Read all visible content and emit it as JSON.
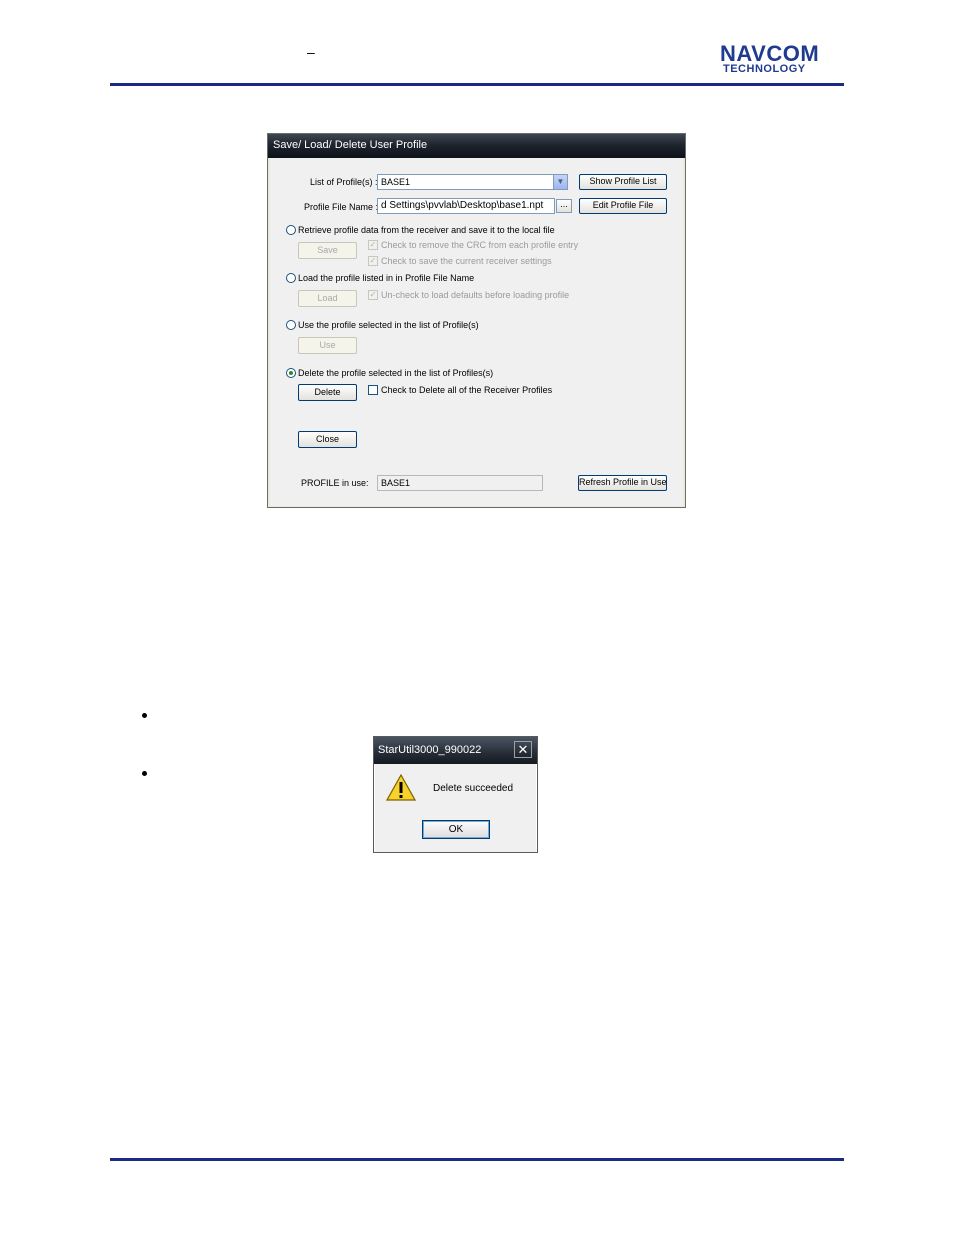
{
  "header": {
    "dash": "–",
    "logo_top": "NAVCOM",
    "logo_bottom": "TECHNOLOGY"
  },
  "dialog": {
    "title": "Save/ Load/ Delete User Profile",
    "list_label": "List of Profile(s) :",
    "list_value": "BASE1",
    "file_label": "Profile File Name :",
    "file_value": "d Settings\\pvvlab\\Desktop\\base1.npt",
    "browse_label": "...",
    "show_list_button": "Show Profile List",
    "edit_file_button": "Edit Profile File",
    "opt_retrieve": "Retrieve profile data from the receiver and save it to the local file",
    "save_button": "Save",
    "chk_remove_crc": "Check to remove the CRC from each profile entry",
    "chk_save_current": "Check to save the current receiver settings",
    "opt_load": "Load the profile listed in in Profile File Name",
    "load_button": "Load",
    "chk_uncheck_defaults": "Un-check to load defaults before loading profile",
    "opt_use": "Use the profile selected in the list of Profile(s)",
    "use_button": "Use",
    "opt_delete": "Delete the profile selected in the list of Profiles(s)",
    "delete_button": "Delete",
    "chk_delete_all": "Check to Delete all of the Receiver Profiles",
    "close_button": "Close",
    "in_use_label": "PROFILE in use:",
    "in_use_value": "BASE1",
    "refresh_button": "Refresh Profile in Use",
    "selected_option": "delete"
  },
  "msgbox": {
    "title": "StarUtil3000_990022",
    "close": "✕",
    "message": "Delete succeeded",
    "ok_button": "OK",
    "icon": "warning-icon"
  }
}
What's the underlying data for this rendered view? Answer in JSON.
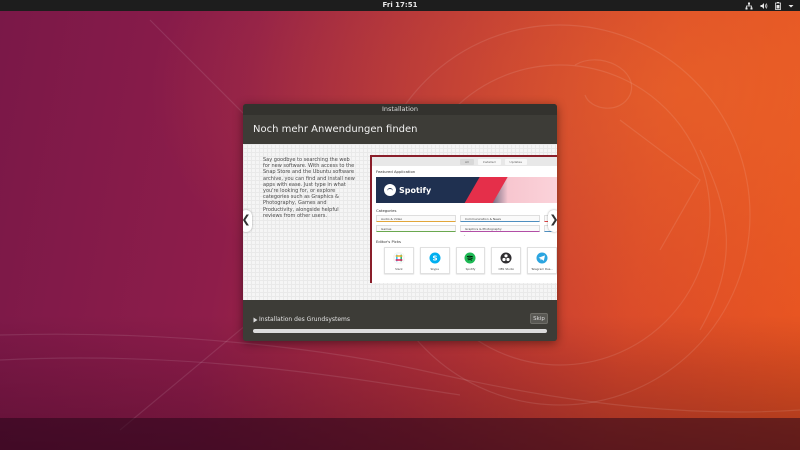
{
  "topbar": {
    "clock": "Fri 17:51"
  },
  "colors": {
    "bg_accent": "#e95420",
    "bg_aubergine": "#7a1848",
    "dialog_bg": "#3d3c37",
    "store_banner": "#1f3050",
    "spotify_green": "#1db954"
  },
  "dialog": {
    "title": "Installation",
    "headline": "Noch mehr Anwendungen finden",
    "slide_text": "Say goodbye to searching the web for new software. With access to the Snap Store and the Ubuntu software archive, you can find and install new apps with ease. Just type in what you're looking for, or explore categories such as Graphics & Photography, Games and Productivity, alongside helpful reviews from other users.",
    "nav_prev": "❮",
    "nav_next": "❯",
    "store": {
      "tabs": [
        "All",
        "Installed",
        "Updates"
      ],
      "featured_label": "Featured Application",
      "featured_app": "Spotify",
      "categories_label": "Categories",
      "categories": [
        "Audio & Video",
        "Communication & News",
        "Games",
        "Graphics & Photography"
      ],
      "more_toggle": "⌄",
      "editors_label": "Editor's Picks",
      "picks": [
        {
          "name": "Slack",
          "icon": "slack-icon",
          "color": "#ffffff"
        },
        {
          "name": "Skype",
          "icon": "skype-icon",
          "color": "#00aff0"
        },
        {
          "name": "Spotify",
          "icon": "spotify-icon",
          "color": "#1db954"
        },
        {
          "name": "OBS Studio",
          "icon": "obs-icon",
          "color": "#302e31"
        },
        {
          "name": "Telegram Des...",
          "icon": "telegram-icon",
          "color": "#2ca5e0"
        }
      ]
    },
    "status": "Installation des Grundsystems",
    "skip_label": "Skip",
    "progress": 1.0
  }
}
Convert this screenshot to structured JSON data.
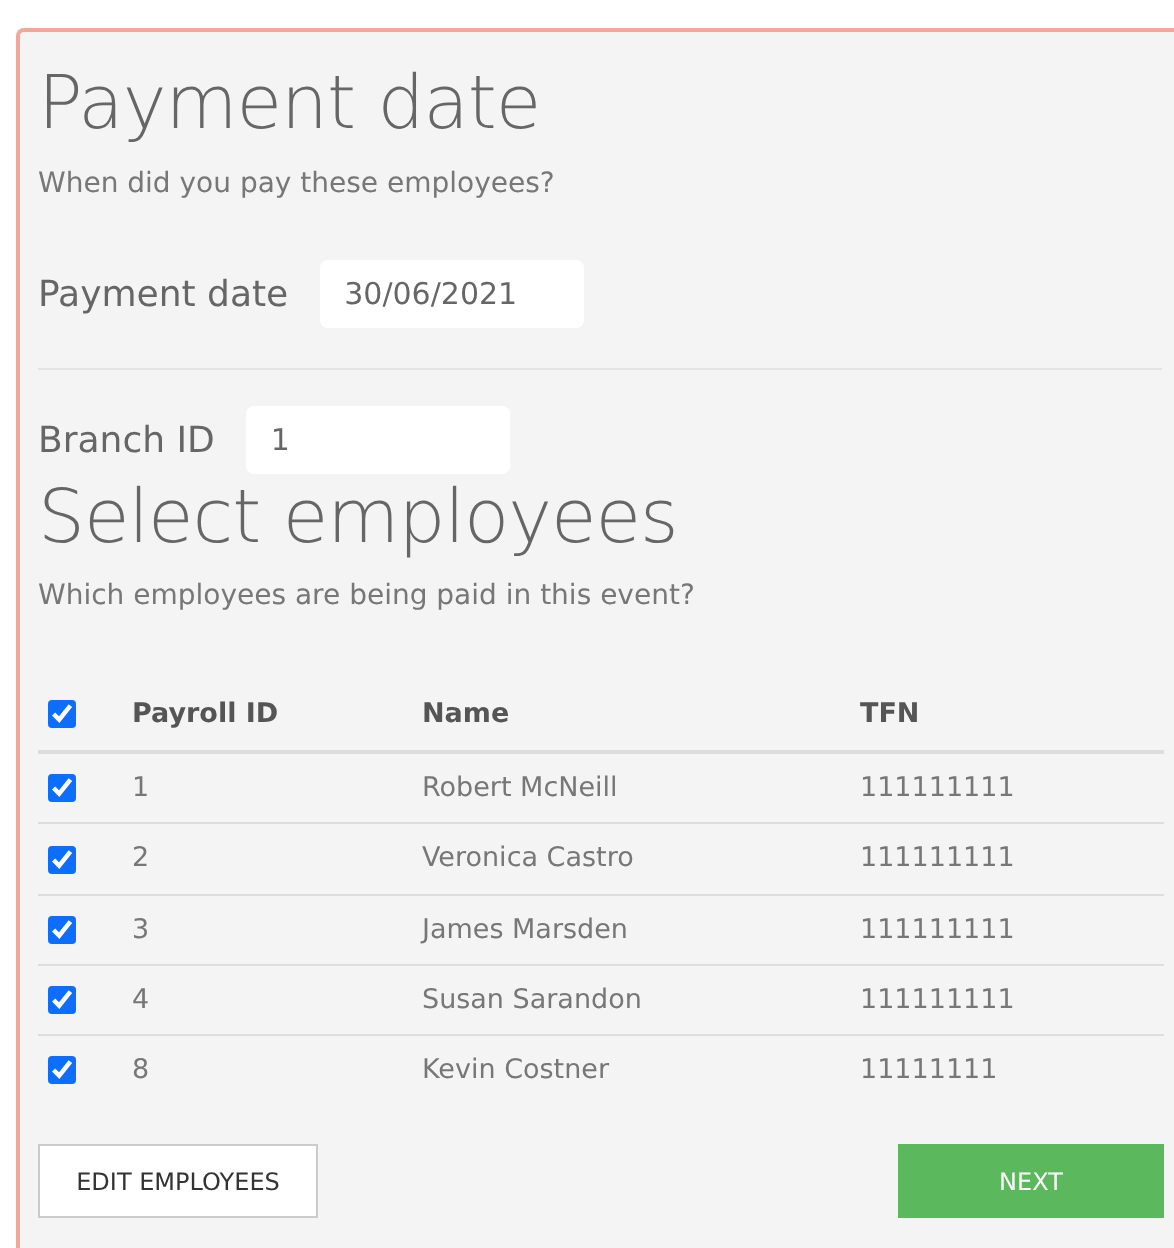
{
  "payment_section": {
    "title": "Payment date",
    "subtitle": "When did you pay these employees?",
    "date_label": "Payment date",
    "date_value": "30/06/2021"
  },
  "branch": {
    "label": "Branch ID",
    "value": "1"
  },
  "employees_section": {
    "title": "Select employees",
    "subtitle": "Which employees are being paid in this event?"
  },
  "table": {
    "select_all_checked": true,
    "columns": [
      "Payroll ID",
      "Name",
      "TFN"
    ],
    "rows": [
      {
        "checked": true,
        "payroll_id": "1",
        "name": "Robert McNeill",
        "tfn": "111111111"
      },
      {
        "checked": true,
        "payroll_id": "2",
        "name": "Veronica Castro",
        "tfn": "111111111"
      },
      {
        "checked": true,
        "payroll_id": "3",
        "name": "James Marsden",
        "tfn": "111111111"
      },
      {
        "checked": true,
        "payroll_id": "4",
        "name": "Susan Sarandon",
        "tfn": "111111111"
      },
      {
        "checked": true,
        "payroll_id": "8",
        "name": "Kevin Costner",
        "tfn": "11111111"
      }
    ]
  },
  "buttons": {
    "edit": "EDIT EMPLOYEES",
    "next": "NEXT"
  }
}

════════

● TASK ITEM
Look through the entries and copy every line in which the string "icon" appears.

● ANSWER SPACE
    "icon": "warning-icon"
          "icon": "slack-icon",
          "icon": "skype-icon",
          "icon": "spotify-icon",
          "icon": "obs-icon",
          "icon": "telegram-icon",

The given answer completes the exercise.